This is pretty cool. I created simpleindex[1] a while ago to solve a different problem, but since the solution is essentially also running a custom index server, it has several overlapping functionalities to Morgan’s server script. I wonder if there’s a common pattern that can be extracted out…

BTW I also maintain resolvelib (mentioned in another comment), feel free to shoot any questions in the issue tracker or the PyPA Discord[2], or any other means. The documentation is a bit sparse and there are not many resources on dependency resolution in general, and there’s a few of us that help each other out on things.

[1]: https://github.com/uranusjr/simpleindex [2]: https://discord.com/invite/pypa

jvolkman 9 days ago

This looks similar to some Bazel rules I'm working on. I'm also using the approach of defining target environments up front [1], but the main difference is that I'm currently offloading the actual resolution process to Poetry or PDM, which both generate cross-platform lock files.

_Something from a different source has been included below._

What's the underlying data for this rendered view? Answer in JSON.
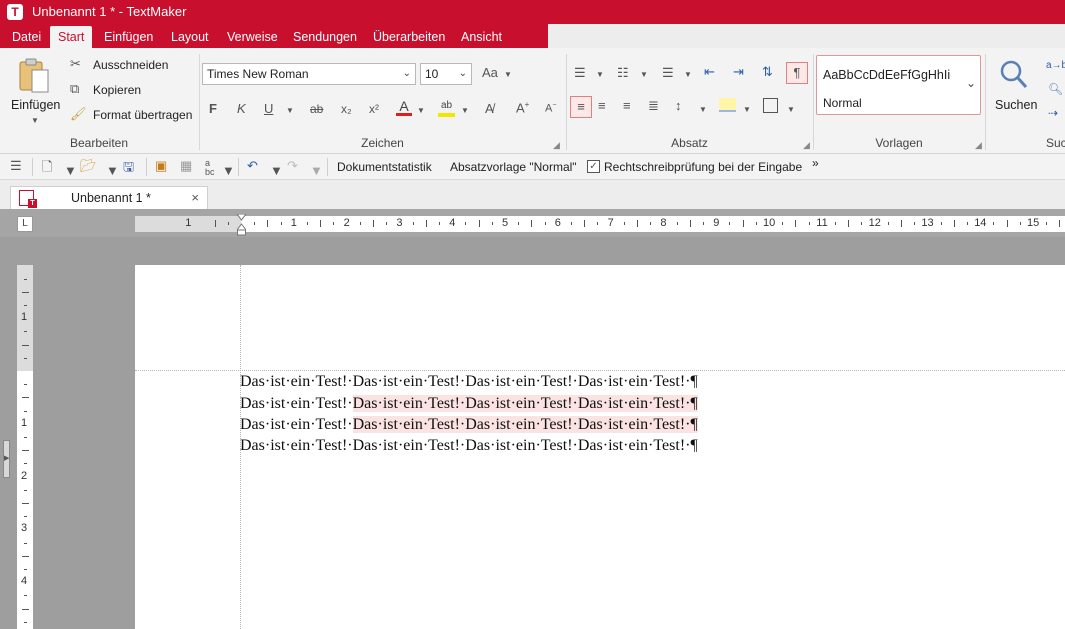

But Poetry and PDM don't add build dependencies to lock files - which I need - so I'm thinking of building a custom resolver.

Did you consider using resolvelib [2], which is what underlies both pip and PDM?

[1] https://github.com/jvolkman/rules_pycross/blob/main/examples...

[2] https://github.com/sarugaku/resolvelib

  • idop 9 days ago

    By the way, Poetry's dependency resolution isn't that great. It doesn't properly evaluate optional dependencies. For example, when I try to install pymongo on Linux, it will insist on installing pywin32 as well, even though it is completely irrelevant. It's given me a lot of headaches.

  • idop 9 days ago

    I didn't know about resolvelib, looks interesting, I'll have to give it a deeper look, thanks.

skbly7 9 days ago

Thanks for creating it and looking forward to try it out.

I have been looking for similar solution and the whitelist used to fail with other tools as they weren't resolving the dependencies.

danrocks 9 days ago

When I worked at Microsoft, one team created a big solution for an e-commerce customer using Kubernetes, Helm charts, etc. Beautiful.

Then I had to take it to run in mainland China.

Nope.

indrora 9 days ago

Oh neat. Not only do I share a name with a project, it's a project I was seriously thinking of starting.

  • idop 9 days ago

    :) Naming projects is hard, so I tend to give it as little thought as possible. I was playing Red Dead Redemption 2 while writing the first version of this so I just named it after Arthur Morgan, the main protagonist.

    • arthurcolle 9 days ago

      I figured it was someone lamenting working at Morgan Stanley for not letting you pull in dependencies without a lot of red tape ;)

      • coredog64 9 days ago

        When I was at Morgan I saw three or four people create something like this. :)